Mark Fuge,
University of Maryland, College Park

Designing with Data: How machine learning is morphing human, product, and system design

Abstract: TBD

Bio: Mark Fuge is an Assistant Professor of Mechanical Engineering at the University of Maryland, College Park. His research lies at the intersection of Mechanical Engineering, Machine Learning, and Design; an area often referred to as "Design Informatics" or "Data-Driven Design." He received his Ph.D. at the University of California at Berkeley, and received his M.S. and B.S. at Carnegie Mellon University. He has conducted research in applied machine learning, optimization, network analysis, additive manufacturing, human-computer interfaces, crowdsourcing, and creativity support tools. He has received a DARPA Young Faculty Award and a National Defense Science and Engineering Graduate (NDSEG) Fellowship. You can learn more about his research at his lab’s website:


Sigfried Gold,
University of Maryland, College Park




Foad Hamidi,
University of Maryland, Baltimore County




Internship Panel? (TBD)




Janet Walkoe,
University of Maryland, College Park

Technologically Mediated Teacher Noticing

Abstract: We introduce technology-mediated teacher noticing (TMTN): a vision for the design and use of technology-mediated tools that takes seriously the need for teachers to attend to, interpret, and respond to their students’ thinking. This vision is situated at the intersection of research on teacher noticing, and on technology to support student thinking. We synthesize that work to highlight specific ways that technology-mediated classroom tools can focus and stabilize teachers’ attention on valuable aspects of student thinking emphasized by current reform efforts. We then illustrate TMTN with classroom examples in which technology supported or obstructed teachers' attention to student thinking, and consider implications for research on technology in teacher practice, professional development, and the design of technological tools for K-12 classrooms.

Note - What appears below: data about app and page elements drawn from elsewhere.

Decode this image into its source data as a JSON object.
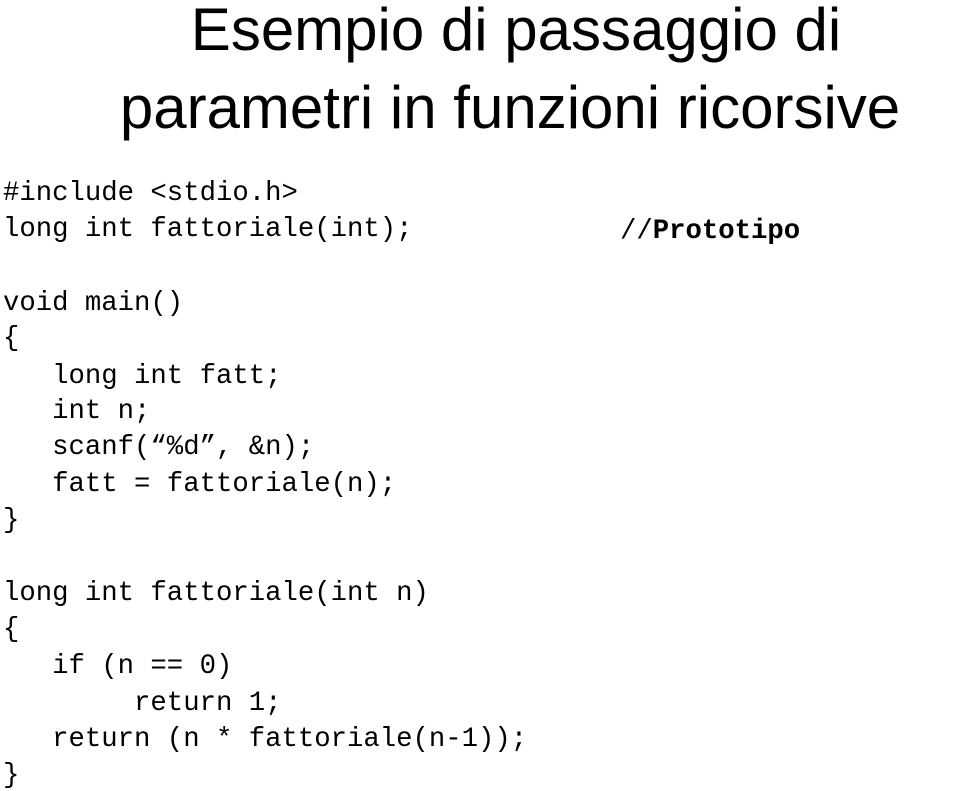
{
  "slide": {
    "title_line1": "Esempio di passaggio di",
    "title_line2": "parametri in funzioni ricorsive",
    "comment_prefix": "//",
    "comment_text": "Prototipo",
    "code_lines": [
      "#include <stdio.h>",
      "long int fattoriale(int);",
      "",
      "void main()",
      "{",
      "   long int fatt;",
      "   int n;",
      "   scanf(“%d”, &n);",
      "   fatt = fattoriale(n);",
      "}",
      "",
      "long int fattoriale(int n)",
      "{",
      "   if (n == 0)",
      "        return 1;",
      "   return (n * fattoriale(n-1));",
      "}"
    ]
  }
}
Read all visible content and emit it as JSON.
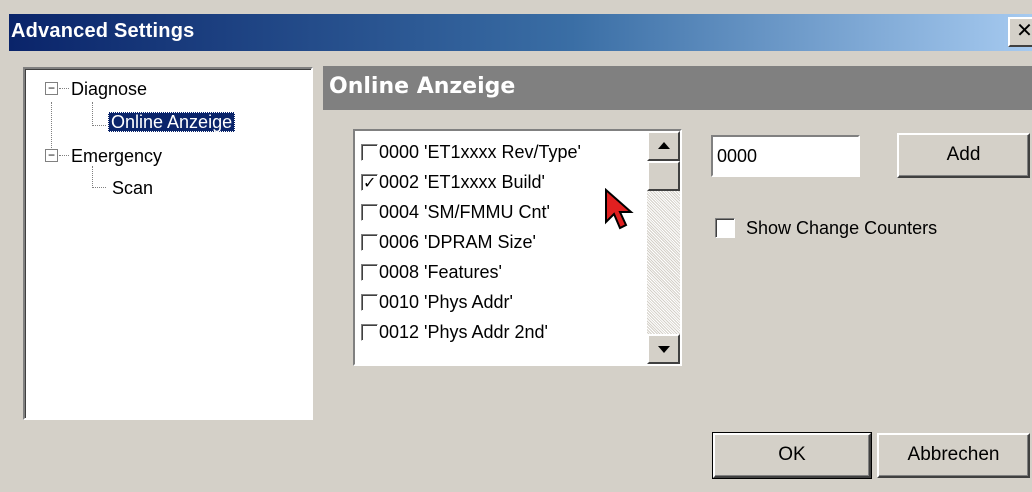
{
  "window": {
    "title": "Advanced Settings",
    "close_glyph": "✕"
  },
  "tree": {
    "items": [
      {
        "label": "Diagnose",
        "expanded": true
      },
      {
        "label": "Online Anzeige",
        "selected": true
      },
      {
        "label": "Emergency",
        "expanded": true
      },
      {
        "label": "Scan"
      }
    ],
    "expander_glyph": "−"
  },
  "panel": {
    "header": "Online Anzeige"
  },
  "list": {
    "items": [
      {
        "label": "0000 'ET1xxxx Rev/Type'",
        "checked": false
      },
      {
        "label": "0002 'ET1xxxx Build'",
        "checked": true
      },
      {
        "label": "0004 'SM/FMMU Cnt'",
        "checked": false
      },
      {
        "label": "0006 'DPRAM Size'",
        "checked": false
      },
      {
        "label": "0008 'Features'",
        "checked": false
      },
      {
        "label": "0010 'Phys Addr'",
        "checked": false
      },
      {
        "label": "0012 'Phys Addr 2nd'",
        "checked": false
      }
    ]
  },
  "address_input": {
    "value": "0000"
  },
  "buttons": {
    "add": "Add",
    "ok": "OK",
    "cancel": "Abbrechen"
  },
  "show_change_counters": {
    "label": "Show Change Counters",
    "checked": false
  },
  "colors": {
    "title_start": "#0a246a",
    "title_end": "#a6caf0",
    "selection": "#0a246a",
    "cursor": "#e02020"
  }
}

Bio: Janet is a Learning Scientist and Mathematics Educator. She earned her Doctorate from Northwestern University in the Learning Sciences in 2012. She also holds an MS in Mathematics from the University of Illinois at Chicago and a BA in Mathematics from the University of Chicago. Before enrolling in graduate school, Janet taught high school mathematics (from 1996-2006), earning National Board Certification in 2003. Janet studies the teaching and learning of algebra in formal and informal environments. In particular, she is interested in the natural resources children bring to algebra classes and how to help teachers leverage these resources. Outside the college you may find her at the yoga studio or spending time in Washington DC with her daughter, husband & their pet rats.


Hernisa Kacorri,
University of Maryland, College Park




Karen Holtzblatt and Chris Robeck
University of Maryland, College Park




Karthik Ramani,
Purdue University,
West Lafayette


Abstract: TBD

Bio: TBD

11/23/2017 No Brown Bag, Thanksgiving recess

Georgia Bullen




Pamela Wisniewski
University of Central Florida



Past Brown Bags

View the Past Brown Bag Lunch Schedules to learn more about prior talks.